_Work task_.
Please work out how many lines of this material include "HTML", and answer with that number by itself.

Given data section start

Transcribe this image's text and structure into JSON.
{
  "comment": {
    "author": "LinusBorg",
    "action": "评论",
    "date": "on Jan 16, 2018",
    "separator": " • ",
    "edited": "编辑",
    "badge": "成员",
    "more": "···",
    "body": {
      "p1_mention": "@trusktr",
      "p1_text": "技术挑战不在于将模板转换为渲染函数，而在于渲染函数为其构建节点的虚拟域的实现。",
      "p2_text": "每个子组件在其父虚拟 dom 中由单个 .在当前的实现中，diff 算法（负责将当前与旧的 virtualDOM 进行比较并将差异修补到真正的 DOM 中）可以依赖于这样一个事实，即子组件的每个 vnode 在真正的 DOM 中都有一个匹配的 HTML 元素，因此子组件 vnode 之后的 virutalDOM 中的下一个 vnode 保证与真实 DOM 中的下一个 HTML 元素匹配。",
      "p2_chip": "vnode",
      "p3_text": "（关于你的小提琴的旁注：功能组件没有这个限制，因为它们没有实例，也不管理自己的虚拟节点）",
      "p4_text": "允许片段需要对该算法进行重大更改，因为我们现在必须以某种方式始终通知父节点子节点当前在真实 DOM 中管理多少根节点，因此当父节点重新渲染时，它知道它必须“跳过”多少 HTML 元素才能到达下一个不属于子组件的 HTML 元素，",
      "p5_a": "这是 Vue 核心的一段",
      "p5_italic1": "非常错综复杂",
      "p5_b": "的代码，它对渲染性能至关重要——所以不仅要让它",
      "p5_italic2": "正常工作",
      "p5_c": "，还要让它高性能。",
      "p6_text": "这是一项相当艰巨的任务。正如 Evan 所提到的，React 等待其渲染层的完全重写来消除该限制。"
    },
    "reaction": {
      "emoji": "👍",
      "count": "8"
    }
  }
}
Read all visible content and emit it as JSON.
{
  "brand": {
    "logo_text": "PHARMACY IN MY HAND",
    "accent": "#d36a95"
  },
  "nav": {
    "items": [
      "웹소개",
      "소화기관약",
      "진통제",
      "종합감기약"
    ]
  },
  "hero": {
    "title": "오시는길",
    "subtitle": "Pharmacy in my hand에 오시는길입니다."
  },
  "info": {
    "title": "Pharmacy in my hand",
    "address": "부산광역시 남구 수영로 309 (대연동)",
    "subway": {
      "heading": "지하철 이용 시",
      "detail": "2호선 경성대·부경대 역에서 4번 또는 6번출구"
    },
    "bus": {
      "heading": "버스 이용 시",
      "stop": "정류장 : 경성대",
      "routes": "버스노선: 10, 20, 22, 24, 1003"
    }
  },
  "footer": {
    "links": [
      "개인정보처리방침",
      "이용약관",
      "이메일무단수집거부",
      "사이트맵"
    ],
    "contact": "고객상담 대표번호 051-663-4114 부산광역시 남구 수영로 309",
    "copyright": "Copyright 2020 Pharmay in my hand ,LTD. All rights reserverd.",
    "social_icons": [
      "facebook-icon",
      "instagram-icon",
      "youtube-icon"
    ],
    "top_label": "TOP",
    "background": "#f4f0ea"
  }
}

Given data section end

_Written reply_.
2